          My stomach lurches and my heart sinks. It can’t be! But an image of Scott—in a grey X-Men t-shirt and smiling ear to ear—appears on the screen, confirming my suspicions. My thoughts swirl and I can’t breathe.

 

            9 May 2017; local time: 10:37 a.m.; Seattle, Washington

          I’m back at Chrysta’s apartment, the morning after I left. She’s still in her pajamas, cradling Warhol on her couch while an old Police LP plays quietly in the background. My Portland expedition has erased our previous conversation from her memory, although the extra plate of scrambled eggs, crispy bacon, and homemade hash browns she’s prepared tells me I was expected, anyway. I recount my last few hours in between mouthfuls of hearty breakfast.

          “The same homeless guy who came after my cab must’ve also attacked him when he tried crossing the bridge. Scott was probably looking down at his phone and didn’t even see it coming,” I say, concluding my story.

          “And then stabbed to death and dumped into the river! How awful!” Chrysta responds.

          “Yeah, and all that broken glass from earlier would’ve made the perfect weapon.”

          Chrysta shudders at the gruesome image and hugs Warhol harder.

          “You don’t…you don’t remember him, though, do you?” I ask.

          “I’m sorry…” she starts.

          “I didn’t think so,” I interrupt.

          “But you still remember him?”

          “Yes, and I don’t know why. If he died, that means we never dated, which means all my memories of him should’ve been erased when I came back here. What’s going on?”

          “I don’t know. Maybe being a time traveler shields you somehow, like you’re in the eye of your own storm.”

          “But that means I’ll always remember him?”

          Chrysta knows better than to answer that. “Why don’t you go back in time and save him?” she asks instead.

          “You know I can’t do that. Altered timelines become fixed. Their consequences are irreversible.” Anger fueled by frustration, remorse, and sleep-deprivation has shortened my fuse. I slam my fists onto the table, causing my empty plate to jump.

          “Listen, I know you’re upset,” Chrysta starts in the warm, motherly tone she adopts whenever she’s serving me cold, hard truths, “but isn’t this what you wanted?”

          “I wanted to forget him, not, you know, murder him.”

          “You didn’t murder him!”

          “Well, I’m the reason he’s dead now, right? Isn’t that murder?”

          hrysta drops Warhol and joins me at the table. Her hand is warm when she lovingly touches my wrist.

          “I know how much he meant to you by how upset you are. But you didn’t murder him. Time just has a way of correcting itself, that’s all.”
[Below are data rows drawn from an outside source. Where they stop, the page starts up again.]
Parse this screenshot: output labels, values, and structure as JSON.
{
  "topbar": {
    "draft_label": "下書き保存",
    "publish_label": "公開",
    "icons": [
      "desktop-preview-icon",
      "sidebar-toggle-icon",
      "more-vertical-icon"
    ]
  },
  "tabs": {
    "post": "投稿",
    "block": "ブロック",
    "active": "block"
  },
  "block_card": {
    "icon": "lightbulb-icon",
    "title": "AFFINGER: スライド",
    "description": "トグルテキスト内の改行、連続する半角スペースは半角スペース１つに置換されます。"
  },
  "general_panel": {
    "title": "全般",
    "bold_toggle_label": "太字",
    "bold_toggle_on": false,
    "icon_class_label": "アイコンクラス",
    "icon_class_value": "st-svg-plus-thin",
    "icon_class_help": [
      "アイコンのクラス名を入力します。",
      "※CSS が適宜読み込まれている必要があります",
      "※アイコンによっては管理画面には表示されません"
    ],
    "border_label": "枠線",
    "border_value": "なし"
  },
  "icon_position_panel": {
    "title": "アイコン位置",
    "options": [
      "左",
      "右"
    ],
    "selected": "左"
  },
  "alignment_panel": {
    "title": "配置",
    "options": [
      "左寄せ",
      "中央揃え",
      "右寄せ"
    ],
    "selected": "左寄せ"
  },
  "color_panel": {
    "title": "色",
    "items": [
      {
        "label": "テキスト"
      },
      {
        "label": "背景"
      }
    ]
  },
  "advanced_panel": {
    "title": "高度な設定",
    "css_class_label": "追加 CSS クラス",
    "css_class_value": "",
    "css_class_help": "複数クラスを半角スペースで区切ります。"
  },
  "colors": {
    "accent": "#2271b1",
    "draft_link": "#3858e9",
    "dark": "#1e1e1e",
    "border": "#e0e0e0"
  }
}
          “I know,” I reply bitterly.

          “Well, just because I can’t remember him here,” Chrysta says, touching her temple, “doesn’t mean he doesn’t still exist in here,” she says, taking my hand and placing it on my heart.

          A lingering silence fills the apartment as the Police record stops spinning.

          “You’ll find a way to survive this, just like you would’ve found a way to survive your breakup with him,” she adds.

          “Thank you,” I say, “but I need to go.”

          I attempt to bring my dirty dishes to the sink, but Chrysta leads me to the door and traps me in an embrace.

          “Take care of yourself. And don’t try to erase anybody again, OK?”

          “I promise,” I say, kissing her lightly on the cheek. “Thanks for breakfast.”

          After she’s closed her door, I breathe in Seattle’s warm, spring morning air. My heart feels heavy, but I remember what Chrysta said about Scott staying with me. Placing my hand over my chest and closing my eyes, I whisper, “I’m sorry, Scott, for everything. I promise to never forget you.”